Work instruction:
Lines below that include "state" are the answer; copy each one.
BEGIN Data for the task
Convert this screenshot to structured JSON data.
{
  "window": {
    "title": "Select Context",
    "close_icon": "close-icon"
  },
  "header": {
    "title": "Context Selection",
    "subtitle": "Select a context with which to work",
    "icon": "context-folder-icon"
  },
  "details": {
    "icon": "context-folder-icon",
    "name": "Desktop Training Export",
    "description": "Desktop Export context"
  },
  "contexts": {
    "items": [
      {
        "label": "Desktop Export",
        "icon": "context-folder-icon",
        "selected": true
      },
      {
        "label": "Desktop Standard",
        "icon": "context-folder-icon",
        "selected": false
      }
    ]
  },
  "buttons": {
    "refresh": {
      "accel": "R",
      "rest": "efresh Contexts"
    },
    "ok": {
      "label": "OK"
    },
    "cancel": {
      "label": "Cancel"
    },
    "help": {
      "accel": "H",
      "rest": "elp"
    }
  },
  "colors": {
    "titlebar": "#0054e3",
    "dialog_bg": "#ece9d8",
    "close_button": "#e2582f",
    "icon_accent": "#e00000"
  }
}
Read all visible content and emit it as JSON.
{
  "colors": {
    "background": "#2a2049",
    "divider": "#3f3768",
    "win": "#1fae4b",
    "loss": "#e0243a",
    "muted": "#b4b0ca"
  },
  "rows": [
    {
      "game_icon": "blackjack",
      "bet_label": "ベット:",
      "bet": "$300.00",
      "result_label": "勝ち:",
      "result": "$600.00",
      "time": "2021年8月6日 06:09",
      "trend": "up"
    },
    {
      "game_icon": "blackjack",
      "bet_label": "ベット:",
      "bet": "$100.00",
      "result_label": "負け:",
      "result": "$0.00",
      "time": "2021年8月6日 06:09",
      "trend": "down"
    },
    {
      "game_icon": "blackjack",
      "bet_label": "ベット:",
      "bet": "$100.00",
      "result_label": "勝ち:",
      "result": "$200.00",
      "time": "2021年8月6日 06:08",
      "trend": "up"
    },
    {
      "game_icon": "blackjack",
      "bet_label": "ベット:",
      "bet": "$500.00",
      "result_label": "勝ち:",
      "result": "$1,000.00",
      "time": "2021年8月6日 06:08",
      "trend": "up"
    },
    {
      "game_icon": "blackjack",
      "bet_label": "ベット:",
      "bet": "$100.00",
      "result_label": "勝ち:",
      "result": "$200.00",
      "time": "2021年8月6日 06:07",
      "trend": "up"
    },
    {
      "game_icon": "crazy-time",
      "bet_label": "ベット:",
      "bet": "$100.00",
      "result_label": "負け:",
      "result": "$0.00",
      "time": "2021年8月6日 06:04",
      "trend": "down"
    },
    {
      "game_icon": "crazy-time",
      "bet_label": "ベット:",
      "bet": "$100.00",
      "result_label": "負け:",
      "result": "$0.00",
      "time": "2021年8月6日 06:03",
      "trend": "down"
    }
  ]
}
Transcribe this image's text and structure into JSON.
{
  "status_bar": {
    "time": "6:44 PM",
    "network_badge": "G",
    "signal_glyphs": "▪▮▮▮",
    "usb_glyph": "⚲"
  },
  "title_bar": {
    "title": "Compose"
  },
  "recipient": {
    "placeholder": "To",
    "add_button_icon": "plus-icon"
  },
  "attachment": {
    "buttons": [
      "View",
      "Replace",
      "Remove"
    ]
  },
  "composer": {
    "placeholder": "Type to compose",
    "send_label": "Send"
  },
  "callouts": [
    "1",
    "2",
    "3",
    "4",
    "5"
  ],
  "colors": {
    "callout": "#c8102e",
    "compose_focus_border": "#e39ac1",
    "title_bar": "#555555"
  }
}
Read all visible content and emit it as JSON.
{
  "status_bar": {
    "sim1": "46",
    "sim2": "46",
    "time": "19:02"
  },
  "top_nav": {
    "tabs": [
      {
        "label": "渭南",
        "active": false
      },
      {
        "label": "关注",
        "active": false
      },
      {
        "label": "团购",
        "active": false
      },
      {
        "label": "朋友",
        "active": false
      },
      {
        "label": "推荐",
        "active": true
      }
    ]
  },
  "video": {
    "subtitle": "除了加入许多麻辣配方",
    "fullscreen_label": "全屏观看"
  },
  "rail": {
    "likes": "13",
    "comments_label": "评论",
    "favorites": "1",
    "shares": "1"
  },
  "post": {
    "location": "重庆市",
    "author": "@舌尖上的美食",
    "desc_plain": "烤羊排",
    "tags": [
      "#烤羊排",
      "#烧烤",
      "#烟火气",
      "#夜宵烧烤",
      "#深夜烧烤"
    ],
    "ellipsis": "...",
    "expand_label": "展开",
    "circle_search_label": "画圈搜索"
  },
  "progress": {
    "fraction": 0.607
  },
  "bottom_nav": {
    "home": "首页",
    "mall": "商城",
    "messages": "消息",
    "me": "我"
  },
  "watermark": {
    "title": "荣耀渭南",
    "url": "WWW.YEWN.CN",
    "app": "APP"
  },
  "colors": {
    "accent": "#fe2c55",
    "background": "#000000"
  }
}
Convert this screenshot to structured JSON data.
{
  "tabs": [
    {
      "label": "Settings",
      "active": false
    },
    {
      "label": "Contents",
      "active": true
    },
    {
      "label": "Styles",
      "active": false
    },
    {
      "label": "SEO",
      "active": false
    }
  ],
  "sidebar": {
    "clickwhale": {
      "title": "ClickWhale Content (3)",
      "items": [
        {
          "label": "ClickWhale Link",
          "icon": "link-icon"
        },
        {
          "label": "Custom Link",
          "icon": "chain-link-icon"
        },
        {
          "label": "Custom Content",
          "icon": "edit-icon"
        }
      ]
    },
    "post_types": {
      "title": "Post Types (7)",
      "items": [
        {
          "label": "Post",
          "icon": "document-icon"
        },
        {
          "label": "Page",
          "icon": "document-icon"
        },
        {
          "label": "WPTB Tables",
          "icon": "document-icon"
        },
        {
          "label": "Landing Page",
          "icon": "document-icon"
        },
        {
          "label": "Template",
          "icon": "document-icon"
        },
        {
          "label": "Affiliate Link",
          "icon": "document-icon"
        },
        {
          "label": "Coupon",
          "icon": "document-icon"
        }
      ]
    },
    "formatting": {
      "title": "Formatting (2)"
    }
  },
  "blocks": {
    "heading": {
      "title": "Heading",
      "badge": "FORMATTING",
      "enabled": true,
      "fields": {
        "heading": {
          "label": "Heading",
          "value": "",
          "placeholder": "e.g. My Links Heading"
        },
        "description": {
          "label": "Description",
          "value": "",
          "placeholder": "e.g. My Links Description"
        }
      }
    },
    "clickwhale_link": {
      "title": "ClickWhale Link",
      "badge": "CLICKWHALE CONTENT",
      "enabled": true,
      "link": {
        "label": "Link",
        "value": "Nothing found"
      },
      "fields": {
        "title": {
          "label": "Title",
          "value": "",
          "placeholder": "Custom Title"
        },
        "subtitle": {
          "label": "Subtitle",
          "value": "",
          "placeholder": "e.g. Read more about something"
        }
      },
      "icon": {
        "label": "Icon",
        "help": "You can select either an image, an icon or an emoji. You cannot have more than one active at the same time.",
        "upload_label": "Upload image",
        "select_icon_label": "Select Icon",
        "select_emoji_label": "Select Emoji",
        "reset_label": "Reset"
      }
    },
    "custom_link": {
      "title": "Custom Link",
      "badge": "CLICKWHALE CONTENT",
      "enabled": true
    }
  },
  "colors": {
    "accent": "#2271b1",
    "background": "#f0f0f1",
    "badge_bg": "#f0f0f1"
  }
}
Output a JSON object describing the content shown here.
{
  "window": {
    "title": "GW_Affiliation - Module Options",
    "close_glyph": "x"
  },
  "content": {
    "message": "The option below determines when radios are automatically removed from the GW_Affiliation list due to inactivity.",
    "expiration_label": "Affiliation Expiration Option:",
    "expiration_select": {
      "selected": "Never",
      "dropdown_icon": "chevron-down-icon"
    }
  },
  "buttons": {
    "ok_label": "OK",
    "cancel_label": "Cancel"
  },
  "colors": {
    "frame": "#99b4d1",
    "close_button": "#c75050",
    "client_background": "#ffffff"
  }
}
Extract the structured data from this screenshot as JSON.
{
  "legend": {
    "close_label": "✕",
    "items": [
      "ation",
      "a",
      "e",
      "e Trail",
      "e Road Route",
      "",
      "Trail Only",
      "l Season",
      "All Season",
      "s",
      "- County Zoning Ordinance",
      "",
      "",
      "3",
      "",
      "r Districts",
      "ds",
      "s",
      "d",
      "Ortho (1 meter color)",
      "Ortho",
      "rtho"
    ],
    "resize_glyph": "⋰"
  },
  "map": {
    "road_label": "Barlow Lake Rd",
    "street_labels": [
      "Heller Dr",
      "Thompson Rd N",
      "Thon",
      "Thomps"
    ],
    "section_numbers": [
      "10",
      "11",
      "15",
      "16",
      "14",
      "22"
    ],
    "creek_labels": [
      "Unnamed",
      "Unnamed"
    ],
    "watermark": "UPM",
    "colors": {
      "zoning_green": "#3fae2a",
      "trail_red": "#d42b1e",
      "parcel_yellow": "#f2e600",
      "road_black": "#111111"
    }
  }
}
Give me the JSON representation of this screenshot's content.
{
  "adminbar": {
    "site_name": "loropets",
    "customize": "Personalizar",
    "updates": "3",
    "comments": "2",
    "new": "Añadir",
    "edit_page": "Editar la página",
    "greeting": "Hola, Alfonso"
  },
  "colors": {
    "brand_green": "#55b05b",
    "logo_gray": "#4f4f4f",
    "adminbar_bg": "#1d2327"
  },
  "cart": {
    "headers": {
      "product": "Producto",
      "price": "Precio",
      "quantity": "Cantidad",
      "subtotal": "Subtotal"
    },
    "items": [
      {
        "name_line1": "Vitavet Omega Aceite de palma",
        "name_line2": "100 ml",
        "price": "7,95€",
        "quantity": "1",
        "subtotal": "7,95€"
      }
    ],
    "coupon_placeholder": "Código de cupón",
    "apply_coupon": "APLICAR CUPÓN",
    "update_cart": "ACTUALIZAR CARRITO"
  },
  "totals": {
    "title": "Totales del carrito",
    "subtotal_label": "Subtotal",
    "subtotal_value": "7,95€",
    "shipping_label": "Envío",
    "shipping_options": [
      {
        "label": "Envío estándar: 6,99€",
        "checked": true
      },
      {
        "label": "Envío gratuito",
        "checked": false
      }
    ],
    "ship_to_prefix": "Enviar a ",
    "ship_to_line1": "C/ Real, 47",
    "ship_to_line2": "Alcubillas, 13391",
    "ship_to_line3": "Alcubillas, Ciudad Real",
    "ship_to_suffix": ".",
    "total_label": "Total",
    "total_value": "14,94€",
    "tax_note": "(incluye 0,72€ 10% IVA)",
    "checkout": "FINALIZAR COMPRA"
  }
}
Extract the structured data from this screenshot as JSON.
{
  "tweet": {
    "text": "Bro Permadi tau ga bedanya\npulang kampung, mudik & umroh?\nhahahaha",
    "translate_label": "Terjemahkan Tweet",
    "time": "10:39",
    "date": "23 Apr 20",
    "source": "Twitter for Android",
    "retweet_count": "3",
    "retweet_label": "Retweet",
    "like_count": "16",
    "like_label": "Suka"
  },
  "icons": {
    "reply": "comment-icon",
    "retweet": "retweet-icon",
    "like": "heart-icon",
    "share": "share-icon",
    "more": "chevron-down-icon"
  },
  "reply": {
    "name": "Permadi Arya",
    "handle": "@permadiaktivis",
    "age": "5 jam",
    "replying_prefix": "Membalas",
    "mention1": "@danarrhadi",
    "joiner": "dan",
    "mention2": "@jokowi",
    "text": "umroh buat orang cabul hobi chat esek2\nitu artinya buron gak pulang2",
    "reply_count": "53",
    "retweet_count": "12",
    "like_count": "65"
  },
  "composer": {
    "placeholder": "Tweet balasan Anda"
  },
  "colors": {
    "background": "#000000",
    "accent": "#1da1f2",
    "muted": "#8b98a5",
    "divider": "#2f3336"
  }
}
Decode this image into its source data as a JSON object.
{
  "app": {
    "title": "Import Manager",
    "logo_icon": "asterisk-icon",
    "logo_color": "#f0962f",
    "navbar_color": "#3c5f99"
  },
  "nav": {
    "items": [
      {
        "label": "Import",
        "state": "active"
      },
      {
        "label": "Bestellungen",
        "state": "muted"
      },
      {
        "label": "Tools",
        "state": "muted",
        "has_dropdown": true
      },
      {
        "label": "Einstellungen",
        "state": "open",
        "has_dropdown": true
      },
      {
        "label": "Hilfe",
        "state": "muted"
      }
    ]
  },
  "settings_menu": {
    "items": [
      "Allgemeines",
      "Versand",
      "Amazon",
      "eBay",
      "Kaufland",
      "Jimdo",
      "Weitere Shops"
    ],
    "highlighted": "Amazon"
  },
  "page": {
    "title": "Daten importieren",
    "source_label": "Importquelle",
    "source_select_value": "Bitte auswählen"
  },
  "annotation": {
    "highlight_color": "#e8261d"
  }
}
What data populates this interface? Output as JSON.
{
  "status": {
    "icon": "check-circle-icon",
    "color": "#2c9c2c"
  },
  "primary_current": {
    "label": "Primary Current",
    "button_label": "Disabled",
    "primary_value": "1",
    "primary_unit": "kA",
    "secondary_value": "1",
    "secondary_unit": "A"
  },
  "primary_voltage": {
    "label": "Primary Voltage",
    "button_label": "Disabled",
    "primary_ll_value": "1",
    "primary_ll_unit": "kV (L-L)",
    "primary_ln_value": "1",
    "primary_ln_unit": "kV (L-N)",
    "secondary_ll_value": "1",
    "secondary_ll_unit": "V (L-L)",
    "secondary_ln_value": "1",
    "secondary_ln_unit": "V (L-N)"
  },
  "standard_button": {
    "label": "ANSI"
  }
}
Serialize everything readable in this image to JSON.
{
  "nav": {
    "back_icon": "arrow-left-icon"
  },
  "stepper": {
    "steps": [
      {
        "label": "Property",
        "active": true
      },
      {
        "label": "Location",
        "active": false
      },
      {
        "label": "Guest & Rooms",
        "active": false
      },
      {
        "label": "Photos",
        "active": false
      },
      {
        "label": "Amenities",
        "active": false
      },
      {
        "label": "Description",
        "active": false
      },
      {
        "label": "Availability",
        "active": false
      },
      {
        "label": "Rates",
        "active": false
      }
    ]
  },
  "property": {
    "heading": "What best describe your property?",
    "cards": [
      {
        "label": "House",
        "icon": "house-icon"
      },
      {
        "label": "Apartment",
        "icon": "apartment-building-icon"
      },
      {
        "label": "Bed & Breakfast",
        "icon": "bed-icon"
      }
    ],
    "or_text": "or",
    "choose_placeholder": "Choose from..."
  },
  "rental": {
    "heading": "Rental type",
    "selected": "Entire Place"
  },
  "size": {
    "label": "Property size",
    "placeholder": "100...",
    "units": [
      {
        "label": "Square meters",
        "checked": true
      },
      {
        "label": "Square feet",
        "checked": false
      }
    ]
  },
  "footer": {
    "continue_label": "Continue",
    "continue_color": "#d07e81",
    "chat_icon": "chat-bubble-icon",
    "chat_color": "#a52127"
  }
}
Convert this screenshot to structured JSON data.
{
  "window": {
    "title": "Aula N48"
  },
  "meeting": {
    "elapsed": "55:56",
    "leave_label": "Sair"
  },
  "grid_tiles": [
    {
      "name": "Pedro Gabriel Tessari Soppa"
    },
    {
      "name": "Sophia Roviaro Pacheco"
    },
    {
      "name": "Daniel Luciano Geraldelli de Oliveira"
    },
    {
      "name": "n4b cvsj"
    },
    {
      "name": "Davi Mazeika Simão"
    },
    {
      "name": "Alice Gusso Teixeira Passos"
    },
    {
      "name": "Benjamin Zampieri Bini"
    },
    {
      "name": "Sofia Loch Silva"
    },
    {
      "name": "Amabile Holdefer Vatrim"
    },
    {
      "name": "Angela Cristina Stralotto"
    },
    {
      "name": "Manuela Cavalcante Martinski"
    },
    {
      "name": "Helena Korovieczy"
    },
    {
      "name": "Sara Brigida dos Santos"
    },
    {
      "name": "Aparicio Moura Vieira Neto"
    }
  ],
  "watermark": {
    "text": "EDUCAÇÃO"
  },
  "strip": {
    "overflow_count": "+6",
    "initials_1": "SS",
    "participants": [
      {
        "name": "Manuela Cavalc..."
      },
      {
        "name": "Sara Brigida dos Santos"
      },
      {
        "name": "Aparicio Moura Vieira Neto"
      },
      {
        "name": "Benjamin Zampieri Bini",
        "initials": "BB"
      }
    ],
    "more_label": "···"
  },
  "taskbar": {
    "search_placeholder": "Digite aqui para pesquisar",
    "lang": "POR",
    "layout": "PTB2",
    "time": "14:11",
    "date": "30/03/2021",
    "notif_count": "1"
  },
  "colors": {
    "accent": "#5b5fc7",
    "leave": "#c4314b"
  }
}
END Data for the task
Response area:
        "state": "active"
        "state": "muted"
        "state": "muted",
        "state": "open",
        "state": "muted"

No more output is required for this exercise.